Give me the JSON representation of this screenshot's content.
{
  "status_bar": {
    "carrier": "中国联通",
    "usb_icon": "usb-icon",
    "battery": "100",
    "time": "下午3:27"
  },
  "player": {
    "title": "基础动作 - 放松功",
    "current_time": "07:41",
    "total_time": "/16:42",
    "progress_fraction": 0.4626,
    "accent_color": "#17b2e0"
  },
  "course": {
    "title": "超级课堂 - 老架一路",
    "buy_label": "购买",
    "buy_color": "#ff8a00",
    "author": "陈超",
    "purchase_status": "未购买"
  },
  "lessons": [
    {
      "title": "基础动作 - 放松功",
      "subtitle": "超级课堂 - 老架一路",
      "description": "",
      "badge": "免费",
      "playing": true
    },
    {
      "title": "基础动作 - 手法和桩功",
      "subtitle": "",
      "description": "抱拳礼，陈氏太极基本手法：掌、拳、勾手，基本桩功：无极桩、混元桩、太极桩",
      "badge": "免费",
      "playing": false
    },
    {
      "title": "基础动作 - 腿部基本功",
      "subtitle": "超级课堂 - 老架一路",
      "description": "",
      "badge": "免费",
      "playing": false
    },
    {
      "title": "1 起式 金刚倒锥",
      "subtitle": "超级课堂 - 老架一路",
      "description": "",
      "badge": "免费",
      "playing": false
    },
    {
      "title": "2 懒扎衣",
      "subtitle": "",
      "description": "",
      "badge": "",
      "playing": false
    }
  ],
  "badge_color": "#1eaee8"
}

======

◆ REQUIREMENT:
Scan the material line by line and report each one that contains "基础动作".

◆ OUTPUT FOR THIS TASK:
    "title": "基础动作 - 放松功",
      "title": "基础动作 - 放松功",
      "title": "基础动作 - 手法和桩功",
      "title": "基础动作 - 腿部基本功",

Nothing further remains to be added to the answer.